From “mouth taping” to incorporating more plants in the bedroom, a variety of unproven strategies to promote sleep have been trending on social media. A recent survey from the American Academy of Sleep Medicine found that more than 40% of people admit to trying these viral trends involving sleep. While some users may be attempting the trends for fun, others are looking for real solutions to sleep problems.
Dr. John Saito, a sleep medicine physician and spokesperson for the AASM.
"However, it’s essential to approach sleep with evidence-based strategies that are proven to work and address the root causes of sleep problems, and not listen to advice from unvetted sources."
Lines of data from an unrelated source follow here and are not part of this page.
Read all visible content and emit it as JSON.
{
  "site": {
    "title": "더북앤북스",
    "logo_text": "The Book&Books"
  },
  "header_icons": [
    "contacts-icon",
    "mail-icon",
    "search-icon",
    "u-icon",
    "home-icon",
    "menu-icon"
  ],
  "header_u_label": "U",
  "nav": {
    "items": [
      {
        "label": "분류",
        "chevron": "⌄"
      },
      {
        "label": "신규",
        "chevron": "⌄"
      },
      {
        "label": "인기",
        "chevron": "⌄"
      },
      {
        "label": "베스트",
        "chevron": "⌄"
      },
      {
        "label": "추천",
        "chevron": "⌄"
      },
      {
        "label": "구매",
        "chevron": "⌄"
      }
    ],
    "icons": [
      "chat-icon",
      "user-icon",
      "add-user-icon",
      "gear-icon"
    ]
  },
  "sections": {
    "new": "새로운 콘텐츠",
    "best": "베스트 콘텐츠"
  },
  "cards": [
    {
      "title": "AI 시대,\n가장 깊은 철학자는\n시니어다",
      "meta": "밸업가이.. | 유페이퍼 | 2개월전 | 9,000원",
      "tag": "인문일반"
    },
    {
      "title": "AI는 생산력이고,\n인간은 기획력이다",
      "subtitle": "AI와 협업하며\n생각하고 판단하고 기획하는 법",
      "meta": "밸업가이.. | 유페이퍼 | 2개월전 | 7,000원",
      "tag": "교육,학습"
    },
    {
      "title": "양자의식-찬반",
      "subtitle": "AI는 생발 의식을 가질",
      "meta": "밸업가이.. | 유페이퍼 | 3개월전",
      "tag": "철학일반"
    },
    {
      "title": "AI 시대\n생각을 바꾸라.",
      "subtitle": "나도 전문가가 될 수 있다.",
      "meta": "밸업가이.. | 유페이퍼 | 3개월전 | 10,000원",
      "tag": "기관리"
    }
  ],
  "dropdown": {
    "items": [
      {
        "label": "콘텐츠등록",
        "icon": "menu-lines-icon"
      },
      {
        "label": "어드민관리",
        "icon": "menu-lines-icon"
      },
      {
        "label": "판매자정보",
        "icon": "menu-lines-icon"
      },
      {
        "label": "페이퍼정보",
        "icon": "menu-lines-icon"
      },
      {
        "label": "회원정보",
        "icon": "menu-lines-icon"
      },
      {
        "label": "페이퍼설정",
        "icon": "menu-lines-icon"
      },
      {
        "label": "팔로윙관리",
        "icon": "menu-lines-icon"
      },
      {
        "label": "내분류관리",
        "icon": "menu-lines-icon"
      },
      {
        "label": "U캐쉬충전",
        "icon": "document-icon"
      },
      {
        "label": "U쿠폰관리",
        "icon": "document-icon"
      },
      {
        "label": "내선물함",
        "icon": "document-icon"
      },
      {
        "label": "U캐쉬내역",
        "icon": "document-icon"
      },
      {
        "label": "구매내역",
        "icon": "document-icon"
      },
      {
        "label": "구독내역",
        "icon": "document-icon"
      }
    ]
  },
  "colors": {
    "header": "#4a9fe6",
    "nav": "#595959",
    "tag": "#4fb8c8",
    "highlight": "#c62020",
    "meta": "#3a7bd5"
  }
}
TikTok, the short-form video sharing app, has been featuring user-generated sleep hacks and viral sleep advice, and Americans are paying attention. More than one in 10 (12%) people have tried the dangerous “mouth taping” trend, and 18% have tried the advice of sleeping in 90-minute increments. Additionally, nearly one in five (19%) people have watched as others livestream their sleep, and 15% have livestreamed themselves while sleeping. Younger, social media-savvy generations, like Generation Z (47%), are four times more likely than baby boomers (11%) to try a viral sleep trend.
“At best, these viral trends are unproven, but at worst – like mouth taping – they can be extremely dangerous,” said Saito.
Dr. John Saito
The AASM recommends the following tips to establish healthy sleep hygiene and improve the overall quality of sleep:
Keep a consistent sleep schedule. Get up at the same time every day, even on weekends or during vacations.
Make your bedroom quiet and relaxing. Keep the room at a comfortable, cool temperature.
Limit exposure to bright light in the evenings and turn off electronic devices at least 30 minutes before bedtime.
Exercise regularly and maintain a healthy diet.
Avoid consuming caffeine, nicotine and alcohol before bedtime.
If you don’t fall asleep after 20 minutes, get out of bed. Do a quiet activity without a lot of light exposure until you feel sleepy.
If these tips don’t help, talk to your health care professional about your ongoing sleep struggles or contact a specialist at an AASM-accredited sleep center near you. To learn more about the importance of healthy sleep and to find more sleep tips, visit SleepEducation.org.
About the Survey
The American Academy of Sleep Medicine commissioned an online survey of 2,005 adults in the U.S. The overall margin of error fell within +/- 2 percentage points with a confidence interval of 95 percent. Fieldwork took place between March 24-29, 2023. Atomik Research is an independent market research agency. (NW/MKF)